Mayor Bloomberg on Wednesday blasted a plan to create an inspector general for the NYPD, vowing if needed to veto a proposal that he said would undermine the city's crime-fighting success.
A day after City Council Speaker Christine Quinn signaled that the measure would likely pass the council, Bloomberg urged lawmakers to oppose it, saying it would usher in an era of second-guessing for a police force that has worked to drive crime to record lows.
"Make no mistake about it: This bill jeopardizes that progress and will put the lives of New Yorkers and our police officers at risk," he said.
Quinn has said she expects to have enough votes to override a veto of the proposal, propelled by criticism of the police department's extensive use of the tactic known as stop and frisk and its widespread spying on Muslims, as revealed in a series of stories by The Associated Press.
Quinn and colleagues backing the inspector general proposal reached an agreement on it Tuesday, positioning it to move toward a vote after months in limbo. Quinn said talks also were progressing on three companion proposals to set new rules surrounding stop and frisk, including expanding protections against racial profiling.
Inspectors general — officials with investigative powers — are a common feature of government agencies, including in law enforcement and intelligence. The FBI and the CIA have such inspectors, as do police forces including the Los Angeles Police Department.
Civil rights advocates say it's time for the same in the NYPD. The monitor would be able to issue subpoenas and look broadly at police procedures and policies. The position would be housed within the city's existing Department of Investigation, which acts as an inspector general for many other arms of the city government.

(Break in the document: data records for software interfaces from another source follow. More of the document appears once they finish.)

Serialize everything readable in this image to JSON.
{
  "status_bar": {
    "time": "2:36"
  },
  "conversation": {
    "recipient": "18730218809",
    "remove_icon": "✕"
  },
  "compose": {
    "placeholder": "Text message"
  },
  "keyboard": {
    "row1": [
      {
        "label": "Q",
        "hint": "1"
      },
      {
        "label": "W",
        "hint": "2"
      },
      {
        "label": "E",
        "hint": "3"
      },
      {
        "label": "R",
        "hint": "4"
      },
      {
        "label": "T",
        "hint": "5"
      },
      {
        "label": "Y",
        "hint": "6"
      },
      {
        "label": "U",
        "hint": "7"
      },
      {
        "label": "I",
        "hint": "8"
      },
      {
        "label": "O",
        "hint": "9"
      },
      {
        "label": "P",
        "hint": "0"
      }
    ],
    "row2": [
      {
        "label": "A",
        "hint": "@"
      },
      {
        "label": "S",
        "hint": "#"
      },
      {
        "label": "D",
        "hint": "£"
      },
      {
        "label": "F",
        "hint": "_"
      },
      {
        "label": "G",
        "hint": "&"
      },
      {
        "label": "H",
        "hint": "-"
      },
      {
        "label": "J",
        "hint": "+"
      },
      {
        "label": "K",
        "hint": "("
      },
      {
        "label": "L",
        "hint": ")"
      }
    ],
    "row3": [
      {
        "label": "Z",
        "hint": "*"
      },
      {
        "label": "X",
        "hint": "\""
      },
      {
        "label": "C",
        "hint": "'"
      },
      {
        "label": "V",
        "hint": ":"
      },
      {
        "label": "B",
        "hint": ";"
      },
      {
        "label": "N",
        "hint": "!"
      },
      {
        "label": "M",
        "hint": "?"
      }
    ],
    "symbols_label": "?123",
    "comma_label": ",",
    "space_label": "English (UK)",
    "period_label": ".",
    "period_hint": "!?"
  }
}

Bloomberg said the NYPD already gets robust oversight from its 700-person Internal Affairs Bureau, a civilian complaint board, a police corruption commission, prosecutors and judges. The council proposal, he said, amounted to "a policy supervisor, and I don't think any rational person would say we need two competing police commissioners. There would be questions in the ranks of police officers about who's really in charge and whose policies they should follow."
"Together, the mayor and the commissioner set the direction of the department, and they do not need an unelected and unaccountable official to supervise their policy decisions," Bloomberg added.
Quinn said at a mayoral candidate forum Tuesday night that existing oversight wasn't enough: "You can have a lot of entities, but if they're not getting the job done, then more is needed."